___ Information supplied

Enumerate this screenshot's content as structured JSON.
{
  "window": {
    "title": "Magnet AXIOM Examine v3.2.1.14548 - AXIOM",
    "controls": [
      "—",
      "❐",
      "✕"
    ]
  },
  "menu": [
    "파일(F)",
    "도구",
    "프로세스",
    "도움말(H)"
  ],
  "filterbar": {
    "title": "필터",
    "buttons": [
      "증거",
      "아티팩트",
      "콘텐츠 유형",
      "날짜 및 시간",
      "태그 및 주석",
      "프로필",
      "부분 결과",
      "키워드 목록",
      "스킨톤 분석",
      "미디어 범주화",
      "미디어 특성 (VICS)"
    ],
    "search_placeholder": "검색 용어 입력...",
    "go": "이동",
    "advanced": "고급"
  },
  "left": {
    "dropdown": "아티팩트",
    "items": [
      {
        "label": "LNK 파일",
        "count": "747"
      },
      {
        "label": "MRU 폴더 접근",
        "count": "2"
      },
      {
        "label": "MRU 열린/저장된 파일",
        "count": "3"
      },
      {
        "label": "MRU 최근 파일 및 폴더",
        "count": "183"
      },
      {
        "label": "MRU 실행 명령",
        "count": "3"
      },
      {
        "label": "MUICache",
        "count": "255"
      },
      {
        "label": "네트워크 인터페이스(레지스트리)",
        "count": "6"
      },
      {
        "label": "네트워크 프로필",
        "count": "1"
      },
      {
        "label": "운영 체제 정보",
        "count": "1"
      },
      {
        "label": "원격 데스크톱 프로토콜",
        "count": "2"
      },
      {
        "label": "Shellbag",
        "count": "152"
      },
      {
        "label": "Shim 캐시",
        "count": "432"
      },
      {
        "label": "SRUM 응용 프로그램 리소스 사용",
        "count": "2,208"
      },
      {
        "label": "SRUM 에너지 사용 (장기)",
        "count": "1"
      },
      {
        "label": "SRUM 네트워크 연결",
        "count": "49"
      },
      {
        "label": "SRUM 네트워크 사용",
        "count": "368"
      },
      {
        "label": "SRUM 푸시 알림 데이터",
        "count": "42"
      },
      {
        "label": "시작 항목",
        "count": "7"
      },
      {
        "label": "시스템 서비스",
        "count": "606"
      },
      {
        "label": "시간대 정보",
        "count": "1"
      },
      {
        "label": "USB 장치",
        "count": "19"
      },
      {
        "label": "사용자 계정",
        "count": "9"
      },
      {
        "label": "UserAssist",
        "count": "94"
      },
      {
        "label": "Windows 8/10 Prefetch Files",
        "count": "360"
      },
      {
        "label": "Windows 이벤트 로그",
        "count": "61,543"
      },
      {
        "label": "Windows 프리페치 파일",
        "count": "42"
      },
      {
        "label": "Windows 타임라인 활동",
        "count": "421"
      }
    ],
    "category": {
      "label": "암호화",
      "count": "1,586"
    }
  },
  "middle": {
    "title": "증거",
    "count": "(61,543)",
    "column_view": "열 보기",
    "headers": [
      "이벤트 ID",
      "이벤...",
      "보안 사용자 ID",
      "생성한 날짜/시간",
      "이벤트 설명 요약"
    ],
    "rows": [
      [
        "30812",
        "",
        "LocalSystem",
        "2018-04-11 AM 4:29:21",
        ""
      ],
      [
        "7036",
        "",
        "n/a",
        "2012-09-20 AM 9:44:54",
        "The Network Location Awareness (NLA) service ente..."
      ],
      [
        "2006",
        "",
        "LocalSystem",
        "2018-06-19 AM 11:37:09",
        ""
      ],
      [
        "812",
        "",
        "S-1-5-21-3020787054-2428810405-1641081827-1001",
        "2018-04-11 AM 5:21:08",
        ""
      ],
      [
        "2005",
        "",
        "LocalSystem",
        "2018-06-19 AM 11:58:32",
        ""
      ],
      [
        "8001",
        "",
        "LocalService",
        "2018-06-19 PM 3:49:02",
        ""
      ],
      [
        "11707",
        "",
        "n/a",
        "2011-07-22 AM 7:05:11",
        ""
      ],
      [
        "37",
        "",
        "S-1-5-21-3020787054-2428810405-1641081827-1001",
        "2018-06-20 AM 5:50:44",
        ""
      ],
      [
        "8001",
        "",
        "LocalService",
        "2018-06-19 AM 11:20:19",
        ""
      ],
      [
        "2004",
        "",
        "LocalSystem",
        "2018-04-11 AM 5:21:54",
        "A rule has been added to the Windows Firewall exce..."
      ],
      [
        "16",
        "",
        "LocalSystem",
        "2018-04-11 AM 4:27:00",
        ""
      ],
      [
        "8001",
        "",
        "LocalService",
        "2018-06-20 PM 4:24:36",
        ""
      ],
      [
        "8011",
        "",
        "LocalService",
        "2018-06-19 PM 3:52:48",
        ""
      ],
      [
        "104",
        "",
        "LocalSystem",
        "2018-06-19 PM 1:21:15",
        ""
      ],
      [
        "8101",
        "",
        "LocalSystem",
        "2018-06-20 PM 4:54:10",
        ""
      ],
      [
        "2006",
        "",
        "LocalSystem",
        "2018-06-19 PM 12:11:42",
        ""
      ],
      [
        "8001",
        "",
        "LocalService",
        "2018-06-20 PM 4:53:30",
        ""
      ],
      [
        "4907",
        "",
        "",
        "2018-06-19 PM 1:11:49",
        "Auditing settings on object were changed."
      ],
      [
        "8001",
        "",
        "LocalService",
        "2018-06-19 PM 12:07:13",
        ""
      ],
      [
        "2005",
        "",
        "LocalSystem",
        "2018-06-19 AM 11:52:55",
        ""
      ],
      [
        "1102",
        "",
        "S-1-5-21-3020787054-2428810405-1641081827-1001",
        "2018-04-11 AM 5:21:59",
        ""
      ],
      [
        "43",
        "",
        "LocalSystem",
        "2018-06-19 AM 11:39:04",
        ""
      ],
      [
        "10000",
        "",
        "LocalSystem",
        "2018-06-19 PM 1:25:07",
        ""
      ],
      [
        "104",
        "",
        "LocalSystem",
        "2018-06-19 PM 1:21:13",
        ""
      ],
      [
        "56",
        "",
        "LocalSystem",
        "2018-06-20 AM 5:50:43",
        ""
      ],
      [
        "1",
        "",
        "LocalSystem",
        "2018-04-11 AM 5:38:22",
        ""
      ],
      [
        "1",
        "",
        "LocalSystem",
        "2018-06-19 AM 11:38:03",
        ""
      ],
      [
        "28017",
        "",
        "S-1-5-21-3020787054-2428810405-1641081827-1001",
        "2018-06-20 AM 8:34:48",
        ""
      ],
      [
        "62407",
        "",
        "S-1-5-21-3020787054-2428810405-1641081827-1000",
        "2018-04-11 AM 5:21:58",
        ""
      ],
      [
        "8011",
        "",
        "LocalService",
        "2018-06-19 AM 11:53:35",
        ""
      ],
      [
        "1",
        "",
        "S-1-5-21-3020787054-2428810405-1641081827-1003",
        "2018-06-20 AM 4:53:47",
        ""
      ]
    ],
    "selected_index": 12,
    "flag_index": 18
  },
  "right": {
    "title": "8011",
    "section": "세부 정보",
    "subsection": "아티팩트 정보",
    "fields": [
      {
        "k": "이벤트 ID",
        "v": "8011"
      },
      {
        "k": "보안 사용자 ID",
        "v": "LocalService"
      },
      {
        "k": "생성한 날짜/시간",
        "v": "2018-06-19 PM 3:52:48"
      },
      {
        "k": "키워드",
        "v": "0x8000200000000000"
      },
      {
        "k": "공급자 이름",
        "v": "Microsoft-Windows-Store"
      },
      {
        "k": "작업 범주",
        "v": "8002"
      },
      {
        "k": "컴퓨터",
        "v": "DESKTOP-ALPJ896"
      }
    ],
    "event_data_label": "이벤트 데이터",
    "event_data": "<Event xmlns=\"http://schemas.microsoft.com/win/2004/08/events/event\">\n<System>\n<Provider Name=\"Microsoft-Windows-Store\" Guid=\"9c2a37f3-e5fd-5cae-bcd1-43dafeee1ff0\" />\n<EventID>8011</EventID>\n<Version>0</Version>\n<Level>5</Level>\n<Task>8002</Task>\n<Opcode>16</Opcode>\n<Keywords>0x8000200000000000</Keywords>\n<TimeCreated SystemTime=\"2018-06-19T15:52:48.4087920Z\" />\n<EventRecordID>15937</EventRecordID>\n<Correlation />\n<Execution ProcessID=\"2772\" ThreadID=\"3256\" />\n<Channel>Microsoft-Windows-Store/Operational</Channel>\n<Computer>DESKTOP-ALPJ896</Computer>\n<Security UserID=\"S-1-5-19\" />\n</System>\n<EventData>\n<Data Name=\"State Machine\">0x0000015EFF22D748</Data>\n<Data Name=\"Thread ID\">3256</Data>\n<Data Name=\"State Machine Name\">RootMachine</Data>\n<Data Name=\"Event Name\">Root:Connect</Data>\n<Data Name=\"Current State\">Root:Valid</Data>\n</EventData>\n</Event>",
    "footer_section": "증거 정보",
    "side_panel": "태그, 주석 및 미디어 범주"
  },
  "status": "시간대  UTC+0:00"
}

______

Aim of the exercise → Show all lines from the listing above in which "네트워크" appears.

Result below →
        "label": "네트워크 인터페이스(레지스트리)",
        "label": "네트워크 프로필",
        "label": "SRUM 네트워크 연결",
        "label": "SRUM 네트워크 사용",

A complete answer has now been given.